Filming of hit show to return to Mill

FILMING of the hit HBO series, Game of Thrones, will return to Banbridge for a third season.

The hit show, which can currently be seen in the UK on Sky Atlantic, will be shot at the old Ballievey Linen Mill.

Screen NI - who confirmed the news following an announcement by the President of HBO Programming, Michael Lombardo - were unable to disclose when filming would begin on the third season. Rumours are rife that it will begin in June and last for nine months.

“Series creators David Benioff and D.B. Weiss raised our expectations for the second season – and then surpassed them,” said Mr Lombardo. “We are thrilled by all the viewer and media support we’ve received for the series, and can’t wait to see what Dan and David have in store for next season.”

Filming of the series has received funding from the Northern Ireland Screen fund supported by Invest NI and part funded by the European Regional Development Fund. It will also shoot in the Paint Hall film studio and the new sound stages in Belfast as well as various locations in Northern Ireland.

Based on the bestselling fantasy book series by George R.R. Martin, Game of Thrones is an epic drama set in the world of Westeros, where ambitious men and women of both honor and ill-repute live in a land whose summers and winters can last years. The Emmy and Golden Globe winning fantasy series began its 10-episode second season on Sky Atlantic recently.
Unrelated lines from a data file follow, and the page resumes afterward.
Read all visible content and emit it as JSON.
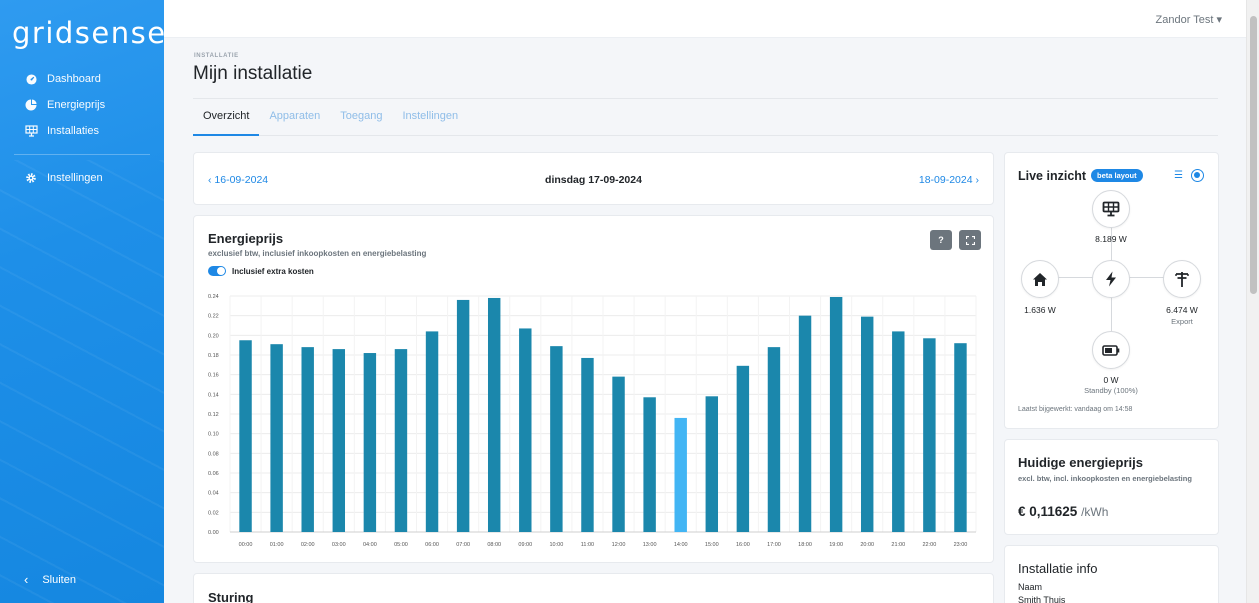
{
  "sidebar": {
    "logo": "gridsense",
    "items": [
      {
        "label": "Dashboard",
        "icon": "gauge-icon"
      },
      {
        "label": "Energieprijs",
        "icon": "pie-chart-icon"
      },
      {
        "label": "Installaties",
        "icon": "solar-panel-icon"
      },
      {
        "label": "Instellingen",
        "icon": "gear-icon"
      }
    ],
    "close_label": "Sluiten"
  },
  "topbar": {
    "user": "Zandor Test ▾"
  },
  "header": {
    "pretitle": "INSTALLATIE",
    "title": "Mijn installatie"
  },
  "tabs": [
    {
      "label": "Overzicht",
      "active": true
    },
    {
      "label": "Apparaten",
      "active": false
    },
    {
      "label": "Toegang",
      "active": false
    },
    {
      "label": "Instellingen",
      "active": false
    }
  ],
  "datenav": {
    "prev": "16-09-2024",
    "current": "dinsdag 17-09-2024",
    "next": "18-09-2024"
  },
  "energy_card": {
    "title": "Energieprijs",
    "subtitle": "exclusief btw, inclusief inkoopkosten en energiebelasting",
    "toggle_label": "Inclusief extra kosten",
    "help_label": "?",
    "fullscreen_label": "⛶"
  },
  "chart_data": {
    "type": "bar",
    "categories": [
      "00:00",
      "01:00",
      "02:00",
      "03:00",
      "04:00",
      "05:00",
      "06:00",
      "07:00",
      "08:00",
      "09:00",
      "10:00",
      "11:00",
      "12:00",
      "13:00",
      "14:00",
      "15:00",
      "16:00",
      "17:00",
      "18:00",
      "19:00",
      "20:00",
      "21:00",
      "22:00",
      "23:00"
    ],
    "values": [
      0.195,
      0.191,
      0.188,
      0.186,
      0.182,
      0.186,
      0.204,
      0.236,
      0.238,
      0.207,
      0.189,
      0.177,
      0.158,
      0.137,
      0.116,
      0.138,
      0.169,
      0.188,
      0.22,
      0.239,
      0.219,
      0.204,
      0.197,
      0.192
    ],
    "highlight_index": 14,
    "ylim": [
      0,
      0.24
    ],
    "yticks": [
      "0.00",
      "0.02",
      "0.04",
      "0.06",
      "0.08",
      "0.10",
      "0.12",
      "0.14",
      "0.16",
      "0.18",
      "0.20",
      "0.22",
      "0.24"
    ],
    "grid": true,
    "colors": {
      "bar": "#1b87ac",
      "highlight": "#42b5f4"
    }
  },
  "sturing": {
    "title": "Sturing"
  },
  "live": {
    "title": "Live inzicht",
    "beta": "beta layout",
    "solar": {
      "value": "8.189 W",
      "icon": "solar-panel-icon"
    },
    "home": {
      "value": "1.636 W",
      "icon": "home-icon"
    },
    "center": {
      "icon": "bolt-icon"
    },
    "grid": {
      "value": "6.474 W",
      "sub": "Export",
      "icon": "power-pole-icon"
    },
    "battery": {
      "value": "0 W",
      "sub": "Standby (100%)",
      "icon": "battery-icon"
    },
    "updated": "Laatst bijgewerkt: vandaag om 14:58"
  },
  "price": {
    "title": "Huidige energieprijs",
    "subtitle": "excl. btw, incl. inkoopkosten en energiebelasting",
    "value": "€ 0,11625",
    "unit": "/kWh"
  },
  "info": {
    "title": "Installatie info",
    "label": "Naam",
    "value": "Smith Thuis"
  },
  "colors": {
    "primary": "#1e88e5",
    "sidebar": "#1e8fe8"
  }
}
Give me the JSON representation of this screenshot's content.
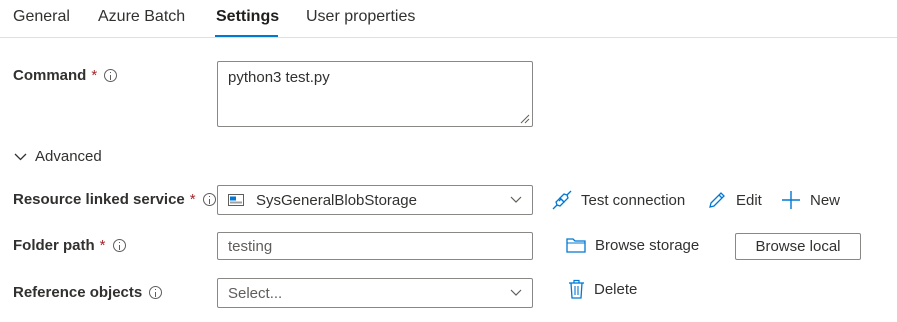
{
  "tabs": [
    {
      "label": "General"
    },
    {
      "label": "Azure Batch"
    },
    {
      "label": "Settings"
    },
    {
      "label": "User properties"
    }
  ],
  "active_tab": "Settings",
  "command": {
    "label": "Command",
    "required": "*",
    "value": "python3 test.py"
  },
  "advanced": {
    "label": "Advanced"
  },
  "resource_linked_service": {
    "label": "Resource linked service",
    "required": "*",
    "value": "SysGeneralBlobStorage"
  },
  "actions": {
    "test_connection": "Test connection",
    "edit": "Edit",
    "new": "New",
    "browse_storage": "Browse storage",
    "browse_local": "Browse local",
    "delete": "Delete"
  },
  "folder_path": {
    "label": "Folder path",
    "required": "*",
    "value": "testing"
  },
  "reference_objects": {
    "label": "Reference objects",
    "placeholder": "Select..."
  },
  "colors": {
    "accent": "#0078d4",
    "required": "#a4262c",
    "border": "#8a8886",
    "text": "#323130"
  }
}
The second series has received early critical praise, with Newsday calling it “the best show on television,” while the Los Angeles Times termed the series “a cinematic feast” and “masterful.” The Wall Street Journal hailed the show as “magnificent” and USA Today called it “near perfection.”

The show is massive in the United States and according to early data, Game of Thrones’ season two premiere has already accumulated a gross audience of 8.3 million viewers, and is on track to easily surpass the season one average of 9.3 million viewers.

Following the first series First Minister Peter Robinson said the show had helped to create around 800 jobs in Northern Ireland. Mr Robinson told the Assembly it was a mistake to think such projects only provide work for actors.

“People often look at creative industries and they’ll see a film or TV series being made and they’ll think that’s 20, 30, or 40 actors.

“In actual fact in this present project probably about 800 individuals have been employed at some stage or another.”